DATA FOR REVIEW: Begin
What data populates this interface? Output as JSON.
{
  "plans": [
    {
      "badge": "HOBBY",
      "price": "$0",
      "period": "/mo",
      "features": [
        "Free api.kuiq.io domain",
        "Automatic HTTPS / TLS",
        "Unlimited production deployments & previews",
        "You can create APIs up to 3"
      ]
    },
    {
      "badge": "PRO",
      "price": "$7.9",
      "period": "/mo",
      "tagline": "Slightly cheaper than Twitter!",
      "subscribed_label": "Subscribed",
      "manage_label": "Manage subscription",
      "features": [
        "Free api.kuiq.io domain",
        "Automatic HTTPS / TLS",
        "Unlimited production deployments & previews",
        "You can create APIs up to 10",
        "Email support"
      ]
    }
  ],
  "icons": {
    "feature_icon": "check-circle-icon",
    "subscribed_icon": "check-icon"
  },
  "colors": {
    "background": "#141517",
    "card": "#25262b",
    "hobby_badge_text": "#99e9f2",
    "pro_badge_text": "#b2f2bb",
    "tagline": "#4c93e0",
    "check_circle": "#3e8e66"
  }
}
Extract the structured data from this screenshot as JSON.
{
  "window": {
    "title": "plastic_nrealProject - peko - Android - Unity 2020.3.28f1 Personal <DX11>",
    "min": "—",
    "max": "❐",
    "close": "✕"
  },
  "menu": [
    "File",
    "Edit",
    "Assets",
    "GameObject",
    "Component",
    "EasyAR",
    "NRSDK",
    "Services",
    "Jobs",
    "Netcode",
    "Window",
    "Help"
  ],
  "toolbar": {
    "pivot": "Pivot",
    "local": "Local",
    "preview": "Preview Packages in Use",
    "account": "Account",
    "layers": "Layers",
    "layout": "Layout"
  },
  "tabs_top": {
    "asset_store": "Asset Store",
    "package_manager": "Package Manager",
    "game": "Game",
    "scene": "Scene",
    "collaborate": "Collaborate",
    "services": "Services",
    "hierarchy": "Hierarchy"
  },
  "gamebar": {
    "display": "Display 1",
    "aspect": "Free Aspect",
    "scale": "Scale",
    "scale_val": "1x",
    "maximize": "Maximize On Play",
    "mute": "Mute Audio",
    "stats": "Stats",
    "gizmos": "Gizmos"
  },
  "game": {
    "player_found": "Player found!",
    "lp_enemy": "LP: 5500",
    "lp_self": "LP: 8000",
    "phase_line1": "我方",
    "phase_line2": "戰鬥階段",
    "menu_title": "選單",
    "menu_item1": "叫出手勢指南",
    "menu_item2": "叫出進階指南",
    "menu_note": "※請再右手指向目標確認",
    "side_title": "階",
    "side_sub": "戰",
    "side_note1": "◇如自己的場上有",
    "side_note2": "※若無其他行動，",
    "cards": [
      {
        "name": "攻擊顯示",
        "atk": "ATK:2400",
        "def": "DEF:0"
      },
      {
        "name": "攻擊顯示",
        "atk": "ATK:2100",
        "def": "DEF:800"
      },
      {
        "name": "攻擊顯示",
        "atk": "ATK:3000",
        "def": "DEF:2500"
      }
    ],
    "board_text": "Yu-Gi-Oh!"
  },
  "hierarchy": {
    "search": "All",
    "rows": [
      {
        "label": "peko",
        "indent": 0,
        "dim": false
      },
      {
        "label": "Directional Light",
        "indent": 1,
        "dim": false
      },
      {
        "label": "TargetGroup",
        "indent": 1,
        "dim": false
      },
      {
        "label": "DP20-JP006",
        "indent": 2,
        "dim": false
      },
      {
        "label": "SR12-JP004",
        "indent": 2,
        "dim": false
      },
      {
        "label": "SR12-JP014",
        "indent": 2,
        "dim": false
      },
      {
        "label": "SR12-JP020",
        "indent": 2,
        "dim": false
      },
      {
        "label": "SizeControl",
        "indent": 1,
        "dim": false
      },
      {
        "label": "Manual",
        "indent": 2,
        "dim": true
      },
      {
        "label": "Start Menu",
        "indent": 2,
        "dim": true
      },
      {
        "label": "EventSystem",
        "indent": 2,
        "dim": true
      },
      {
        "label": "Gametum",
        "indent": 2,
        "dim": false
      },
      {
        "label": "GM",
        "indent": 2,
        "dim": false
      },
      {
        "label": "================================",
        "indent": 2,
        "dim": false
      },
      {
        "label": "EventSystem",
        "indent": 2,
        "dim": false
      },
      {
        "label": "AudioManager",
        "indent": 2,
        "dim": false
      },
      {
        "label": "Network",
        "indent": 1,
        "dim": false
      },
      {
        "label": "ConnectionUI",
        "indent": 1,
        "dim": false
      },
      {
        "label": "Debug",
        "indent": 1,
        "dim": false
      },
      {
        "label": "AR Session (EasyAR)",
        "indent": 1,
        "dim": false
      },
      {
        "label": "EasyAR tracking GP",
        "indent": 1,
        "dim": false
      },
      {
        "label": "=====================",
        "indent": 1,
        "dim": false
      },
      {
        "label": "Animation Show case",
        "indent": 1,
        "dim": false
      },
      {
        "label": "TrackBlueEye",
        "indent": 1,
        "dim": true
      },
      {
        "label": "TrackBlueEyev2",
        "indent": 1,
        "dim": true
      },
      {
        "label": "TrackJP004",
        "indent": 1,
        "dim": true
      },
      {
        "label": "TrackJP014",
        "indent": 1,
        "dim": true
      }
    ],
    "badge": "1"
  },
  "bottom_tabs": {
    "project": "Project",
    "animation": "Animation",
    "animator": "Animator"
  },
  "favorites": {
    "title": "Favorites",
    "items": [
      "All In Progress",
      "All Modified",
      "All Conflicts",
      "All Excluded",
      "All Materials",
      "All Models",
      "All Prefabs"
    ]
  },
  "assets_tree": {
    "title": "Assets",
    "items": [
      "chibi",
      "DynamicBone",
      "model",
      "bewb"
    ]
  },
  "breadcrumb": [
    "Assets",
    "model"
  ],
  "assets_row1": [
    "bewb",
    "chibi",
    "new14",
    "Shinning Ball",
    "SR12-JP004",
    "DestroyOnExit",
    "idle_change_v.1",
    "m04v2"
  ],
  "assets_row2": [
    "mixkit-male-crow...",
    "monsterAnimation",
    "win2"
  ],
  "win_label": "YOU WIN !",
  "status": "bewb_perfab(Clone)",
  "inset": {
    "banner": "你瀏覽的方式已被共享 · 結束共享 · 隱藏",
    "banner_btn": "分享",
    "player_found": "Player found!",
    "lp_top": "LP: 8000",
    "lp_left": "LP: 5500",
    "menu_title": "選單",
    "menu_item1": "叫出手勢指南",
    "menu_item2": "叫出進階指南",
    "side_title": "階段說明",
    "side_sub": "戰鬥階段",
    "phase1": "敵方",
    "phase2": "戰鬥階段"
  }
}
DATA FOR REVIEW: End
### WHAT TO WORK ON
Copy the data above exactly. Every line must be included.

### ANSWER FOR THE TASK
What data populates this interface? Output as JSON.
{
  "plans": [
    {
      "badge": "HOBBY",
      "price": "$0",
      "period": "/mo",
      "features": [
        "Free api.kuiq.io domain",
        "Automatic HTTPS / TLS",
        "Unlimited production deployments & previews",
        "You can create APIs up to 3"
      ]
    },
    {
      "badge": "PRO",
      "price": "$7.9",
      "period": "/mo",
      "tagline": "Slightly cheaper than Twitter!",
      "subscribed_label": "Subscribed",
      "manage_label": "Manage subscription",
      "features": [
        "Free api.kuiq.io domain",
        "Automatic HTTPS / TLS",
        "Unlimited production deployments & previews",
        "You can create APIs up to 10",
        "Email support"
      ]
    }
  ],
  "icons": {
    "feature_icon": "check-circle-icon",
    "subscribed_icon": "check-icon"
  },
  "colors": {
    "background": "#141517",
    "card": "#25262b",
    "hobby_badge_text": "#99e9f2",
    "pro_badge_text": "#b2f2bb",
    "tagline": "#4c93e0",
    "check_circle": "#3e8e66"
  }
}
Extract the structured data from this screenshot as JSON.
{
  "window": {
    "title": "plastic_nrealProject - peko - Android - Unity 2020.3.28f1 Personal <DX11>",
    "min": "—",
    "max": "❐",
    "close": "✕"
  },
  "menu": [
    "File",
    "Edit",
    "Assets",
    "GameObject",
    "Component",
    "EasyAR",
    "NRSDK",
    "Services",
    "Jobs",
    "Netcode",
    "Window",
    "Help"
  ],
  "toolbar": {
    "pivot": "Pivot",
    "local": "Local",
    "preview": "Preview Packages in Use",
    "account": "Account",
    "layers": "Layers",
    "layout": "Layout"
  },
  "tabs_top": {
    "asset_store": "Asset Store",
    "package_manager": "Package Manager",
    "game": "Game",
    "scene": "Scene",
    "collaborate": "Collaborate",
    "services": "Services",
    "hierarchy": "Hierarchy"
  },
  "gamebar": {
    "display": "Display 1",
    "aspect": "Free Aspect",
    "scale": "Scale",
    "scale_val": "1x",
    "maximize": "Maximize On Play",
    "mute": "Mute Audio",
    "stats": "Stats",
    "gizmos": "Gizmos"
  },
  "game": {
    "player_found": "Player found!",
    "lp_enemy": "LP: 5500",
    "lp_self": "LP: 8000",
    "phase_line1": "我方",
    "phase_line2": "戰鬥階段",
    "menu_title": "選單",
    "menu_item1": "叫出手勢指南",
    "menu_item2": "叫出進階指南",
    "menu_note": "※請再右手指向目標確認",
    "side_title": "階",
    "side_sub": "戰",
    "side_note1": "◇如自己的場上有",
    "side_note2": "※若無其他行動，",
    "cards": [
      {
        "name": "攻擊顯示",
        "atk": "ATK:2400",
        "def": "DEF:0"
      },
      {
        "name": "攻擊顯示",
        "atk": "ATK:2100",
        "def": "DEF:800"
      },
      {
        "name": "攻擊顯示",
        "atk": "ATK:3000",
        "def": "DEF:2500"
      }
    ],
    "board_text": "Yu-Gi-Oh!"
  },
  "hierarchy": {
    "search": "All",
    "rows": [
      {
        "label": "peko",
        "indent": 0,
        "dim": false
      },
      {
        "label": "Directional Light",
        "indent": 1,
        "dim": false
      },
      {
        "label": "TargetGroup",
        "indent": 1,
        "dim": false
      },
      {
        "label": "DP20-JP006",
        "indent": 2,
        "dim": false
      },
      {
        "label": "SR12-JP004",
        "indent": 2,
        "dim": false
      },
      {
        "label": "SR12-JP014",
        "indent": 2,
        "dim": false
      },
      {
        "label": "SR12-JP020",
        "indent": 2,
        "dim": false
      },
      {
        "label": "SizeControl",
        "indent": 1,
        "dim": false
      },
      {
        "label": "Manual",
        "indent": 2,
        "dim": true
      },
      {
        "label": "Start Menu",
        "indent": 2,
        "dim": true
      },
      {
        "label": "EventSystem",
        "indent": 2,
        "dim": true
      },
      {
        "label": "Gametum",
        "indent": 2,
        "dim": false
      },
      {
        "label": "GM",
        "indent": 2,
        "dim": false
      },
      {
        "label": "================================",
        "indent": 2,
        "dim": false
      },
      {
        "label": "EventSystem",
        "indent": 2,
        "dim": false
      },
      {
        "label": "AudioManager",
        "indent": 2,
        "dim": false
      },
      {
        "label": "Network",
        "indent": 1,
        "dim": false
      },
      {
        "label": "ConnectionUI",
        "indent": 1,
        "dim": false
      },
      {
        "label": "Debug",
        "indent": 1,
        "dim": false
      },
      {
        "label": "AR Session (EasyAR)",
        "indent": 1,
        "dim": false
      },
      {
        "label": "EasyAR tracking GP",
        "indent": 1,
        "dim": false
      },
      {
        "label": "=====================",
        "indent": 1,
        "dim": false
      },
      {
        "label": "Animation Show case",
        "indent": 1,
        "dim": false
      },
      {
        "label": "TrackBlueEye",
        "indent": 1,
        "dim": true
      },
      {
        "label": "TrackBlueEyev2",
        "indent": 1,
        "dim": true
      },
      {
        "label": "TrackJP004",
        "indent": 1,
        "dim": true
      },
      {
        "label": "TrackJP014",
        "indent": 1,
        "dim": true
      }
    ],
    "badge": "1"
  },
  "bottom_tabs": {
    "project": "Project",
    "animation": "Animation",
    "animator": "Animator"
  },
  "favorites": {
    "title": "Favorites",
    "items": [
      "All In Progress",
      "All Modified",
      "All Conflicts",
      "All Excluded",
      "All Materials",
      "All Models",
      "All Prefabs"
    ]
  },
  "assets_tree": {
    "title": "Assets",
    "items": [
      "chibi",
      "DynamicBone",
      "model",
      "bewb"
    ]
  },
  "breadcrumb": [
    "Assets",
    "model"
  ],
  "assets_row1": [
    "bewb",
    "chibi",
    "new14",
    "Shinning Ball",
    "SR12-JP004",
    "DestroyOnExit",
    "idle_change_v.1",
    "m04v2"
  ],
  "assets_row2": [
    "mixkit-male-crow...",
    "monsterAnimation",
    "win2"
  ],
  "win_label": "YOU WIN !",
  "status": "bewb_perfab(Clone)",
  "inset": {
    "banner": "你瀏覽的方式已被共享 · 結束共享 · 隱藏",
    "banner_btn": "分享",
    "player_found": "Player found!",
    "lp_top": "LP: 8000",
    "lp_left": "LP: 5500",
    "menu_title": "選單",
    "menu_item1": "叫出手勢指南",
    "menu_item2": "叫出進階指南",
    "side_title": "階段說明",
    "side_sub": "戰鬥階段",
    "phase1": "敵方",
    "phase2": "戰鬥階段"
  }
}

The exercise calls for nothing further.